- _Work required_
Go over the entries below line by line, copying each one that contains the word "description".

**********

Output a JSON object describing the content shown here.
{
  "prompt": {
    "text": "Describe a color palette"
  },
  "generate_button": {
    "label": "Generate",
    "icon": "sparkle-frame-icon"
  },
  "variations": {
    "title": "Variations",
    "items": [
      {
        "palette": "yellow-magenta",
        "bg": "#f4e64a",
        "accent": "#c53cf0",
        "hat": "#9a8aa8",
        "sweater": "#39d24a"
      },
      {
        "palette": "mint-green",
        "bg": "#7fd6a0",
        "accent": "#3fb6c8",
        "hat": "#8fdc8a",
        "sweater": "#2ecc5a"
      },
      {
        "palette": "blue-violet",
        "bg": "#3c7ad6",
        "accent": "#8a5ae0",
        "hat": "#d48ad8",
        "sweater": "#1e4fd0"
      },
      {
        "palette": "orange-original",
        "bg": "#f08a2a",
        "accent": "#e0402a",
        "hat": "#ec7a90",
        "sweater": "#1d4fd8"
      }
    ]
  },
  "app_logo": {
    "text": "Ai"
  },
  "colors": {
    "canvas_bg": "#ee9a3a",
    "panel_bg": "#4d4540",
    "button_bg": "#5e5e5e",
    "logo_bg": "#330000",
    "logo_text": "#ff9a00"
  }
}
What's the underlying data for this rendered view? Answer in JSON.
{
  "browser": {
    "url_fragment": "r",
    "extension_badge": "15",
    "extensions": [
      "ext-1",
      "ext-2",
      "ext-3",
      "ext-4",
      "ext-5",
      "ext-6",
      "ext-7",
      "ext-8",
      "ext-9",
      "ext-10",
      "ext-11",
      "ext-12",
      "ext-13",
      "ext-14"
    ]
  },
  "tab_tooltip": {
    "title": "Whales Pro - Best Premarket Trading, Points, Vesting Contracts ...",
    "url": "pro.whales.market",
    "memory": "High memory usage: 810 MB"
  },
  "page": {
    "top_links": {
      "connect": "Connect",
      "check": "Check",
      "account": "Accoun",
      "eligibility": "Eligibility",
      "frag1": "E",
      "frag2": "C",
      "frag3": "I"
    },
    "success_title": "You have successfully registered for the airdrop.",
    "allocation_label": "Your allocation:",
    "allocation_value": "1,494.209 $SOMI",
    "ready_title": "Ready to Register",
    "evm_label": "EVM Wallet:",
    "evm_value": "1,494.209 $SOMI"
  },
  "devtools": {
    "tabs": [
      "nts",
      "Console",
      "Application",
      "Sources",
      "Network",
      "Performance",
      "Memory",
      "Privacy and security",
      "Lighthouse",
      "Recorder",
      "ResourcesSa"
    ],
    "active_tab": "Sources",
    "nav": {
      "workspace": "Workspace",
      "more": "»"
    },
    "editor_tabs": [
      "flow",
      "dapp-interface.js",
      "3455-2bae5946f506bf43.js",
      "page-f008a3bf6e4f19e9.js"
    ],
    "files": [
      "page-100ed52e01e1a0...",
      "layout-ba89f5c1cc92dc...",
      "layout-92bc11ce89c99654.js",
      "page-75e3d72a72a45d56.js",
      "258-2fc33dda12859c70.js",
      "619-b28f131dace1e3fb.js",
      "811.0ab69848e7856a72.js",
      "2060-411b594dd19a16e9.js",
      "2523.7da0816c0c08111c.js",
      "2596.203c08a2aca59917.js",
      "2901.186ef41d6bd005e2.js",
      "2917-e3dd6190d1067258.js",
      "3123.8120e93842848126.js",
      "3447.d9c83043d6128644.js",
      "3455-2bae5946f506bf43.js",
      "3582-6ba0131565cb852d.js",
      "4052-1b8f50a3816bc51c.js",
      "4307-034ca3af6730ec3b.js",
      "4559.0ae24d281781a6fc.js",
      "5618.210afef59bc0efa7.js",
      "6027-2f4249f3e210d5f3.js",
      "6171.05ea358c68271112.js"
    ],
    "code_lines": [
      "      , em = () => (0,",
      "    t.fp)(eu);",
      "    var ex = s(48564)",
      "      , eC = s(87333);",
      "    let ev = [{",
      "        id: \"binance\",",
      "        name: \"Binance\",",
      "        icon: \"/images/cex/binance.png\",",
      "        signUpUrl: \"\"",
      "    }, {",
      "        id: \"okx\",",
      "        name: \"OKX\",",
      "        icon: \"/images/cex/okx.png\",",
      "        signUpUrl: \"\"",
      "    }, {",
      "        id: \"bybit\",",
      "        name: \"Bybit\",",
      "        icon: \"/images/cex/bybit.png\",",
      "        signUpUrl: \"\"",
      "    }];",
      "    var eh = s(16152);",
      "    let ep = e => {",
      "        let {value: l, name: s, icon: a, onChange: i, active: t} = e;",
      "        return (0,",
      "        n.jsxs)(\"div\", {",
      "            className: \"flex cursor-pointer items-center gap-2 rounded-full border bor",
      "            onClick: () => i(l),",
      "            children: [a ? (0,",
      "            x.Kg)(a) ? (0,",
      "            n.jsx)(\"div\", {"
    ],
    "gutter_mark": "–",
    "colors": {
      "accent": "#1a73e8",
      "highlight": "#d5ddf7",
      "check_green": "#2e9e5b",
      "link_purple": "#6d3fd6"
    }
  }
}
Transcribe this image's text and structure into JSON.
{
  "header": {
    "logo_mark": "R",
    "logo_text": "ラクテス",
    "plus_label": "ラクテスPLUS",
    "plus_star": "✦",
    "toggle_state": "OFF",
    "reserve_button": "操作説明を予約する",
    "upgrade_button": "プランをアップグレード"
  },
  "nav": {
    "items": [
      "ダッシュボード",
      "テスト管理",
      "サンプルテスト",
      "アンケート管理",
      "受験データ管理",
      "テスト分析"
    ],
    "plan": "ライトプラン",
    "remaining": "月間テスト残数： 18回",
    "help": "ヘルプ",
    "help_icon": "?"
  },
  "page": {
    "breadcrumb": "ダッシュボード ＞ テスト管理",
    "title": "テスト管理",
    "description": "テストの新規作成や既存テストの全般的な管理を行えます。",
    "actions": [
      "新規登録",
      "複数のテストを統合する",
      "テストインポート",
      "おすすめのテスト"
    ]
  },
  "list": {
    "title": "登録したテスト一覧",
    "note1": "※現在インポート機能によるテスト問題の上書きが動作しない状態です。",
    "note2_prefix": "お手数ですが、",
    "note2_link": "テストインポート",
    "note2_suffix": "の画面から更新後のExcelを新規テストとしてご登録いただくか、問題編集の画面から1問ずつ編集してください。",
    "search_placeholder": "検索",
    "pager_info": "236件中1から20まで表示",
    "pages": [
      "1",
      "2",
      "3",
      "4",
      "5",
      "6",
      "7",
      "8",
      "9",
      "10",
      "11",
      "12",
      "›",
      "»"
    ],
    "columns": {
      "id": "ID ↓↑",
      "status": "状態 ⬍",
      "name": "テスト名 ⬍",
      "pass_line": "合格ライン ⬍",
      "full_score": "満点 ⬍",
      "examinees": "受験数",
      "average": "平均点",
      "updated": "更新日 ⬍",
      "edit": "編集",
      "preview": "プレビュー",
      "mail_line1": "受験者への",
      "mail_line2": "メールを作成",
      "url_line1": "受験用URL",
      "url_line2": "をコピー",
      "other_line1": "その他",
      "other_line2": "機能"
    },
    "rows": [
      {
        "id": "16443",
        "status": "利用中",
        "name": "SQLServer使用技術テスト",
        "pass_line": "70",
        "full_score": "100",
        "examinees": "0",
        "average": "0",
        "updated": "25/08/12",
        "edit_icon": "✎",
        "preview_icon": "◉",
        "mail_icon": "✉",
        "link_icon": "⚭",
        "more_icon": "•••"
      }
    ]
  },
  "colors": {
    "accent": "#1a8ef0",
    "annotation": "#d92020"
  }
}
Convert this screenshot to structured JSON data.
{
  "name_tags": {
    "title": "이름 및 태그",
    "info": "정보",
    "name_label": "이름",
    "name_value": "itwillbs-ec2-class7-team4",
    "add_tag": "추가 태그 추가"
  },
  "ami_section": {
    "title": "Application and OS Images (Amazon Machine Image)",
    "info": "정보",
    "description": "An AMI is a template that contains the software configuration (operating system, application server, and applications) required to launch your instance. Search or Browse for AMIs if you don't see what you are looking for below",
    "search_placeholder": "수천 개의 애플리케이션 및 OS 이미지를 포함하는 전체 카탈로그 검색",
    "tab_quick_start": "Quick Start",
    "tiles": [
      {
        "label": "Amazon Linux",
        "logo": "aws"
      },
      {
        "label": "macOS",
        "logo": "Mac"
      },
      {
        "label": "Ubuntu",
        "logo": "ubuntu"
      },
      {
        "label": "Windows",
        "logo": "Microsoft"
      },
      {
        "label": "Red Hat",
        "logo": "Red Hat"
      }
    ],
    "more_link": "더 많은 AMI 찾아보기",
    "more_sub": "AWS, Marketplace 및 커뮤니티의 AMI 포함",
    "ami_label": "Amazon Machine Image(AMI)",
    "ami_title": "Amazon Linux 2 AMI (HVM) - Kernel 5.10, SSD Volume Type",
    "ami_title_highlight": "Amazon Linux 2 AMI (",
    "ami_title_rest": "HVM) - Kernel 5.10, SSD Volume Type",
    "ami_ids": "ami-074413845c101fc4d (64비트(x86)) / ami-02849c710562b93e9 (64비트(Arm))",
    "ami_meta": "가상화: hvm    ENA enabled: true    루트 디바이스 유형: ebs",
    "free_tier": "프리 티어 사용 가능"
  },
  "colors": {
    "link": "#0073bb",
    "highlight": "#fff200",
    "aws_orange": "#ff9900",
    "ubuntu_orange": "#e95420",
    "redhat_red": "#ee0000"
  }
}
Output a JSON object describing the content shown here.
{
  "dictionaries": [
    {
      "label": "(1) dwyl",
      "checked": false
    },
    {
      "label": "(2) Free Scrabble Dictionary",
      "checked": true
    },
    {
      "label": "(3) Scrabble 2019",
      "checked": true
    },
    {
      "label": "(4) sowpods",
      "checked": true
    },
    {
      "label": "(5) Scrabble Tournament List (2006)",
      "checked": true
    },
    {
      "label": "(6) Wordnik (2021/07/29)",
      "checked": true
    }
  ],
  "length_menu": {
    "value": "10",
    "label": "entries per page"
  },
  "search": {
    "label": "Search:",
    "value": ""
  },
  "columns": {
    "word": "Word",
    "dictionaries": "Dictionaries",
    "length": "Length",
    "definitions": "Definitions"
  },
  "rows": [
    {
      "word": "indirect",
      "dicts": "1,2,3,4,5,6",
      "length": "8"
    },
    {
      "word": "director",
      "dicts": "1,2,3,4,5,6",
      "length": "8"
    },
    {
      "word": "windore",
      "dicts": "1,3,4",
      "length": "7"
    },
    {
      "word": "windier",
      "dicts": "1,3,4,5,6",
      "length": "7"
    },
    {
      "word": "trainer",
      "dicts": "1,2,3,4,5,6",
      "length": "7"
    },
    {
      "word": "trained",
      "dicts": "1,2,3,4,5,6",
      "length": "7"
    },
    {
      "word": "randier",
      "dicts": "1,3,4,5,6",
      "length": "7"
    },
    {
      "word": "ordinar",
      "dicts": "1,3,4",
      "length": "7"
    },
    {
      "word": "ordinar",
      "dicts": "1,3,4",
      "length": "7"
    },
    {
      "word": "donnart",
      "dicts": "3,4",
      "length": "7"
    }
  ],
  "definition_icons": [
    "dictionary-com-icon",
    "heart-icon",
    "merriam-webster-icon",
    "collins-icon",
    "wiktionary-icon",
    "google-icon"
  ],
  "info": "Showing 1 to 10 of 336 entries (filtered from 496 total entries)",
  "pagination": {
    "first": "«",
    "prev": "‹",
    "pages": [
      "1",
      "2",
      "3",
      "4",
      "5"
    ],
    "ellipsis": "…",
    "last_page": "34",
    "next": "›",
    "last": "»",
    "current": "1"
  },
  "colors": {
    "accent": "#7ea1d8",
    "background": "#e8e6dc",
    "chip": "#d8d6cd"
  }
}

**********

- _Result for this task_
    "description": "テストの新規作成や既存テストの全般的な管理を行えます。",
    "description": "An AMI is a template that contains the software configuration (operating system, application server, and applications) required to launch your instance. Search or Browse for AMIs if you don't see what you are looking for below",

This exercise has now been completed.